Another cause of deteriorating standard of education is high fee in most of the institutions of Pakistan. Private institutions that impart quality education charge an amount which is unaffordable for majority of students. While, government institutions do not lack behind and charge in lacs, if not in millions. For instance, Quaid-i-Azam University, Islamabad charges more than 60 thousand rupees at a time of admission plus an extra amount of 30-35 thousand rupees for hostel accommodation for one semester only. Mess and laundry charges are taken separately. Hence, in Pakistan where majority of people live from hand to mouth, education has become a dream for them. Actually, the government of Pakistan is directly responsible for that state of affairs.
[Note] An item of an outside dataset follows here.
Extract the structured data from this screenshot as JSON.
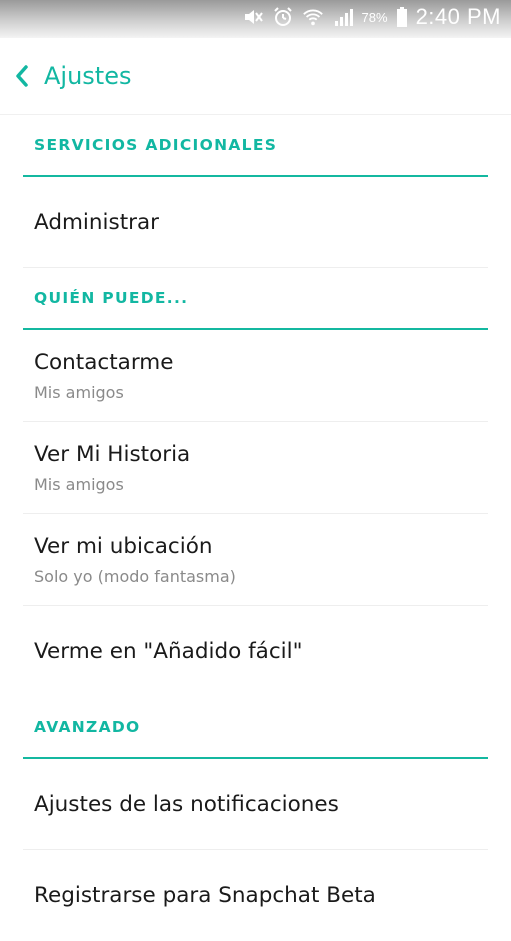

It neither allocates the required amount of money needed by Education Ministries, Higher Education Commission (HEC) and related institutions to run their affairs smoothly, nor does it keep a proper check on education policy formulation and its implementation. Government even does not spend the money given to it by donor countries for the promotion of education. Glaring example of such negligence was seen previous year when Government of Sindh could not spend the amount given to it by Canadian organization to improve education in the rural areas.
However, still there is time to direct the ship of education towards right direction. The best way is to revive and update syllabus throughout the country and to make it standardized; so that every student may avail equal opportunity and may compete equally. Examinations should be conducted at the same time, admissions should be announced at the same time throughout country. This would create uniformity throughout country. Another solution to this imbroglio is to allocate required funds to educational ministries, departments and HEC; keep a check over it as to how and where that budget is being utilized; to find out ghost schools, teachers and bring them to justice. Subject specialists should be inducted into institutions as they have command over their subjects and teach their students in an innovative way; hence, producing good results. Besides, people are in great need of awareness regarding the miracles of education. Therefore, education awareness campaigns should be launched in every nook and corner of the country with special attention to female education, as female covers half the sky. NGOs working on education mission should be regulated, their policies be checked and asked to contribute in awareness campaigns. Finally, a mechanism should be devised to provide platform to students to present their issues and discuss future prospects. In this way, institutions will be streamlined and would create a youth that would meet economic and market expectations of the world and create a good place for Pakistan. Because, “Education is the passport to future, for tomorrow belongs to those who prepare for it today”.
—The writer is a researcher in social and political affairs, based in Islamabad.